The estate sale this weekend at the old SFFD station on 117 Broad Street is filled with so many rare, valuable, historic and downright kooky collectibles, it will light a fire under your feet. Use that motivation to hot-foot it to this sale, because it's a can't-miss opportunity for people who want to own a bit of San Francisco history—or just something that's truly unique.
I was at a holiday party last week and in attendance were a large number of 20-something males. More than a few asked me what my plans were for the new year and I must admit I was expecting an eye roll or two when I told them that I'd be blogging for a home and design magazine. Shame on me! Not only did I get a good response and earnest questions of interest, one young professional whipped out his cell phone and showed me an image of a new coffee table that he thought was "the bomb."

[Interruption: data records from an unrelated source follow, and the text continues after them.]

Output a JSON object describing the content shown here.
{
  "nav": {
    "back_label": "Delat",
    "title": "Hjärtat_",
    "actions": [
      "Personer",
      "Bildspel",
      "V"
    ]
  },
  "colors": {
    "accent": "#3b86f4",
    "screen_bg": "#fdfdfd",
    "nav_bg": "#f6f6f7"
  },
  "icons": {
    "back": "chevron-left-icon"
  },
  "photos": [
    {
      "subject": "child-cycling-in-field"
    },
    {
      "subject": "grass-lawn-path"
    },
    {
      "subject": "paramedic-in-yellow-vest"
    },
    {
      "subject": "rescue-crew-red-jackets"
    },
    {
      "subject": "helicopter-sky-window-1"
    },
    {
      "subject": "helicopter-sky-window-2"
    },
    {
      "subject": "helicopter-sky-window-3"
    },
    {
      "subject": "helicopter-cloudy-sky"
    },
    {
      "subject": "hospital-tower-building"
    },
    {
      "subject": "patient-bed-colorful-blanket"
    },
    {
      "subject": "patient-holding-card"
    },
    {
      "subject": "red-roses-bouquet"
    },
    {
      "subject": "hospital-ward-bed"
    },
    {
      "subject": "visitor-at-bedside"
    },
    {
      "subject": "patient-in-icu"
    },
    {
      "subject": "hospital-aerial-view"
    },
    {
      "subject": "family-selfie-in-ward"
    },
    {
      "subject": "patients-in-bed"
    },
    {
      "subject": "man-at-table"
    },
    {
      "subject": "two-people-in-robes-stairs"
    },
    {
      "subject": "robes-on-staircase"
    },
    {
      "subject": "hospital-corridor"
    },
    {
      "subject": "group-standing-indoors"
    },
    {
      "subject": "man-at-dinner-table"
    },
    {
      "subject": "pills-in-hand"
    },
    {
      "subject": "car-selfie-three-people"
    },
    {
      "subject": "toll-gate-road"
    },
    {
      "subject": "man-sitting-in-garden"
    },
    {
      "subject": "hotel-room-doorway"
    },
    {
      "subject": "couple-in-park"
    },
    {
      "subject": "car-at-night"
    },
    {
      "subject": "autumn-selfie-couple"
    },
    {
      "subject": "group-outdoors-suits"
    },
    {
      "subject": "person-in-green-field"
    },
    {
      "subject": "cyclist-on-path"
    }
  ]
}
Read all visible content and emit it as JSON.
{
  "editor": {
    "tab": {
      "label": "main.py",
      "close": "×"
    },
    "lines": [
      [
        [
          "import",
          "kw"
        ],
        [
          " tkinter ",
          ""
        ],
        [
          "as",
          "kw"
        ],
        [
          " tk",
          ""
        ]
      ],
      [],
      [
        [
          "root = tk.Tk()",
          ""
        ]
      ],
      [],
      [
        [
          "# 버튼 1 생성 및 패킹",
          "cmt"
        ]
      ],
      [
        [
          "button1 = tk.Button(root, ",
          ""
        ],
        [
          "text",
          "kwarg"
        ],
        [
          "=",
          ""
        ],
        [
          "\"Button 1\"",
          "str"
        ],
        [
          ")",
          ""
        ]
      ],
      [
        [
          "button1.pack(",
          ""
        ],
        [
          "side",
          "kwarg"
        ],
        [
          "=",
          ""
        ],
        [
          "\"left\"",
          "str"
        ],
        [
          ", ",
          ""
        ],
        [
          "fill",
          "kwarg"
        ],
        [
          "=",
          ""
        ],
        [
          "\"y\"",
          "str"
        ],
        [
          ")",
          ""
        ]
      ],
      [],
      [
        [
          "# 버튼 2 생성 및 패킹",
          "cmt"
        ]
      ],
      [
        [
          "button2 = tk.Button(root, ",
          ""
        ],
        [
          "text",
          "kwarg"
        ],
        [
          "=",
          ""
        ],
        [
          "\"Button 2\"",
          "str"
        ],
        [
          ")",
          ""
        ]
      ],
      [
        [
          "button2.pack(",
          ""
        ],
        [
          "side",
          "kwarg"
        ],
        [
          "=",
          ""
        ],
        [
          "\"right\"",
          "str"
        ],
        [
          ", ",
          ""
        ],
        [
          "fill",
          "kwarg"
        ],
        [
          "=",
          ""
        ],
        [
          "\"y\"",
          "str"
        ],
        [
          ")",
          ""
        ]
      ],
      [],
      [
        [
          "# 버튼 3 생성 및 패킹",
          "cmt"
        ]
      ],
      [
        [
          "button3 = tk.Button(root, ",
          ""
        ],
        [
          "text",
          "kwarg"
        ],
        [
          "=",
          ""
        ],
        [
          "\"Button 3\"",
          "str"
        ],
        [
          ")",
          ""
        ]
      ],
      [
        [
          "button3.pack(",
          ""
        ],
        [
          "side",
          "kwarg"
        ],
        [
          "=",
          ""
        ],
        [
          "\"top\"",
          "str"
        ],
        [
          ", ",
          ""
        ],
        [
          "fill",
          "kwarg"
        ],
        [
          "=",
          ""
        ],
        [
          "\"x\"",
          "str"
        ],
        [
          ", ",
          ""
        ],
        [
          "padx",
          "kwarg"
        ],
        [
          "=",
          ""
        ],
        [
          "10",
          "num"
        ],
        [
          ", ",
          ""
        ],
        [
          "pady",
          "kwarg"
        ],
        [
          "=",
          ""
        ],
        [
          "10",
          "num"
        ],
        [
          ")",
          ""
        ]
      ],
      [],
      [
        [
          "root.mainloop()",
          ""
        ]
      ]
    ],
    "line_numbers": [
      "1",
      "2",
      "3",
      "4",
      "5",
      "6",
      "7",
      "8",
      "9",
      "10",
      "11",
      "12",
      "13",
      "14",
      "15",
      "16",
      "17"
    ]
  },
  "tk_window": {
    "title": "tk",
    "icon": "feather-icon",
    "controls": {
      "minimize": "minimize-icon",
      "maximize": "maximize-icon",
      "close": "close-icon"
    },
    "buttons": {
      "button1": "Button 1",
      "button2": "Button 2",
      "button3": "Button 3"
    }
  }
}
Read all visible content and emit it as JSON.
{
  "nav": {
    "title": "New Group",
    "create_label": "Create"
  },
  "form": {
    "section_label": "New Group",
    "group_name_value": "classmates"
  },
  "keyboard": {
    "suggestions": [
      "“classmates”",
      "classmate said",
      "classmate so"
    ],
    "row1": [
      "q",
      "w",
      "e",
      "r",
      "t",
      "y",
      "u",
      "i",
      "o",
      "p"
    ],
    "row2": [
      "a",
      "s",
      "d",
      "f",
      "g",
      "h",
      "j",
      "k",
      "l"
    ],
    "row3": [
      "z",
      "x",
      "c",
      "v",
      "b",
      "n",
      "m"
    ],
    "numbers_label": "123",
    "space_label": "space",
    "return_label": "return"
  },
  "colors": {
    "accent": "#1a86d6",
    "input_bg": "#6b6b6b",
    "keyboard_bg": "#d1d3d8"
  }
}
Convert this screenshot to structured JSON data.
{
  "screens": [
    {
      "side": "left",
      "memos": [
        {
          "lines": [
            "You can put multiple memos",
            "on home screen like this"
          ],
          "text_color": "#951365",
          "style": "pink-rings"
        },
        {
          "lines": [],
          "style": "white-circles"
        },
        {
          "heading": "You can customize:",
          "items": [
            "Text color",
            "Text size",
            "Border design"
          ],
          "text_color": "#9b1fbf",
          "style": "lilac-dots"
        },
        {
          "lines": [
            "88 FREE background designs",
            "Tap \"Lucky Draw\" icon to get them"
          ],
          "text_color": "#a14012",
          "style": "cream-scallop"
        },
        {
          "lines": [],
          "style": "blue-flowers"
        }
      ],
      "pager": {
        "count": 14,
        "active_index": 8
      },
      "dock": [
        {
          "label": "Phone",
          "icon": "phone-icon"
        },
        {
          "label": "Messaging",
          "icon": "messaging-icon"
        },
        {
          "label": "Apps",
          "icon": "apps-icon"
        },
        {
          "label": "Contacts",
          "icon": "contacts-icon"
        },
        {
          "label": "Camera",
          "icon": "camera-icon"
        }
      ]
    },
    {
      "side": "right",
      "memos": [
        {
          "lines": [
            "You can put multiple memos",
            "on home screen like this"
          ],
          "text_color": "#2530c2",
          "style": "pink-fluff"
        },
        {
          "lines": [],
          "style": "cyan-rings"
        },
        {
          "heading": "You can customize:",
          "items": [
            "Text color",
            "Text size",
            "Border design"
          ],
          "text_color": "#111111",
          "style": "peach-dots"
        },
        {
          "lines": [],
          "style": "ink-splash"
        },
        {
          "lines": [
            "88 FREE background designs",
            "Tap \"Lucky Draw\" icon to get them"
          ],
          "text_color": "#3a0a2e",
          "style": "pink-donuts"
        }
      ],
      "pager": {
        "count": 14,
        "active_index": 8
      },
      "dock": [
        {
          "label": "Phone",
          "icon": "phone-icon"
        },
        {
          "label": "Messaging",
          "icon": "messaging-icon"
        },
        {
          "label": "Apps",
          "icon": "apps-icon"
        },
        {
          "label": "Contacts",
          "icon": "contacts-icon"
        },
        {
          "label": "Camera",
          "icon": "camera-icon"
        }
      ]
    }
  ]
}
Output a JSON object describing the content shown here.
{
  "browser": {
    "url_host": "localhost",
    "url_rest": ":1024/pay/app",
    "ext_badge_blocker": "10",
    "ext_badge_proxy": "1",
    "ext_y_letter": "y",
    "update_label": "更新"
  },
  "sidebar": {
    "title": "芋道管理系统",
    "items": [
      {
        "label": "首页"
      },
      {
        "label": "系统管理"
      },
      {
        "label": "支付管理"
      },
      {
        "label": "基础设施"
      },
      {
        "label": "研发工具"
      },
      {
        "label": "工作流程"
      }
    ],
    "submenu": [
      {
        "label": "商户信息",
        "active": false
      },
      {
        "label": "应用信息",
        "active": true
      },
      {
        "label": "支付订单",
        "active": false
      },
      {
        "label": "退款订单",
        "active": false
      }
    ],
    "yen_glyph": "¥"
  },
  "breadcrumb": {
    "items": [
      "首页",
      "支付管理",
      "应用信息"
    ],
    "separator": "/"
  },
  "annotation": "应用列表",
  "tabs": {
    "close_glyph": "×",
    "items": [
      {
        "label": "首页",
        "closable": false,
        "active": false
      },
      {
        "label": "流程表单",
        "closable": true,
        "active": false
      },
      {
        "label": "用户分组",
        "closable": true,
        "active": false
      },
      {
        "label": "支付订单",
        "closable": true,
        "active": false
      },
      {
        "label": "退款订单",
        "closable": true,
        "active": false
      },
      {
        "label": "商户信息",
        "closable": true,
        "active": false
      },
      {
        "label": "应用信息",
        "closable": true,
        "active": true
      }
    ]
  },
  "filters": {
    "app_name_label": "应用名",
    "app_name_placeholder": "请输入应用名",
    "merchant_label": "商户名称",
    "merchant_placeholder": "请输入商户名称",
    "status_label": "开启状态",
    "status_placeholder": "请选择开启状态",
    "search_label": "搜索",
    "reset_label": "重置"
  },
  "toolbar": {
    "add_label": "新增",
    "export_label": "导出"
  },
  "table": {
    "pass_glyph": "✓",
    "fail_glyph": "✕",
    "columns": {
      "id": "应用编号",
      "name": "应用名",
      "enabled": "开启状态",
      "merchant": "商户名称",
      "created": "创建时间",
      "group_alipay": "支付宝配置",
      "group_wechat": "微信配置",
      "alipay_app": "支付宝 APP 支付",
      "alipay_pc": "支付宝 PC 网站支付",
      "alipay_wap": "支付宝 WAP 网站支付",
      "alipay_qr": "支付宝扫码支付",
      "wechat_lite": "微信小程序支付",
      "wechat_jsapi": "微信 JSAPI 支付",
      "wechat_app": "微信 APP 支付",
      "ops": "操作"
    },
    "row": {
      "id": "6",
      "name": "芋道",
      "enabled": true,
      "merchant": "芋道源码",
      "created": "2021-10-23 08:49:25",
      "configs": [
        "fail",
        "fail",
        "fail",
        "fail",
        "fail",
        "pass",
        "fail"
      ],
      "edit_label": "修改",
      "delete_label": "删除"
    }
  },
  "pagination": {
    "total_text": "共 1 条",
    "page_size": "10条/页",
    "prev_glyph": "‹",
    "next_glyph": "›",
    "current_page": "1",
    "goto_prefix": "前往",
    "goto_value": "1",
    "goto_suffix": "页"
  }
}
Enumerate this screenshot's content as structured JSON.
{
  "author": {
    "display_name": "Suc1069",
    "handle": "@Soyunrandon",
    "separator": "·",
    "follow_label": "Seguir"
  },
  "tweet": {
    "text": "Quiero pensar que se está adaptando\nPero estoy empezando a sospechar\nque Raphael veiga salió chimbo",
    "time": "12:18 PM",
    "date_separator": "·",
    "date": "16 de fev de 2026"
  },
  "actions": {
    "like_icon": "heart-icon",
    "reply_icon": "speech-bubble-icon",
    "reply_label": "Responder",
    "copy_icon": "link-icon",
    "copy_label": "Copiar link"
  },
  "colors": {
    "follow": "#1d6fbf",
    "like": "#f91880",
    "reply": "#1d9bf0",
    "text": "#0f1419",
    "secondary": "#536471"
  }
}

I'll be the first to admit that the internet has ruined me for shopping in the real world. Online I can compare prices, see what's in stock, and don't have to worry about schlepping all those bags home afterwards. It's perfection. The one thing that keeps me tethered to real-deal, leave-the-house shopping, however, is the thrill of a good flea market. Alameda, Candlestick —these places offer unique pieces that can be terribly hard to find (particularly at a reasonable price) online. But now, thanks to the recent crop of local, independent furniture dealers popping up on the web, even the fleas are getting some stiff competition. At the moment, I'm particularly crazy about the selection of crave-worthy furniture at MidCentury Modern Finds.
Telegraph Hill is covered with quirky shingle houses and beautiful gardens. Because it was inaccessible, it's where the poor, the artistic, the writers, lived. Not any more.
When it comes to resolutions, I'm admittedly a pessimist. Go for a run every morning? Finish all my projects around the house? Pfft, not bloody likely. But if said resolution involves learning something fun, I'm a hopeless optimist. Sure, I'll take up sewing! Absolutely I'll be letterpressing like a pro by the end of the year!
But even if I'm utterly pumped at the idea of my as-yet-to-be newfound skill, making it happen can still be dicey. This year, I'd like to change that. So I've been looking up crafty workshops and classes to get me motivated early.
I like to think I get around town to check out the new restaurants, but truth is I’ve been a bit spoiled lately with all the tasty new places opening up within very convenient stumbling distance from my Civic Center condo.
Christmas came early at my house, and this lucky girl's now the proud owner of an iPad. My phone's too old to be one of those "smart" numbers and my computer mainly stays at home, so this is my first major electronic to sashay out of the house with me on a regular basis.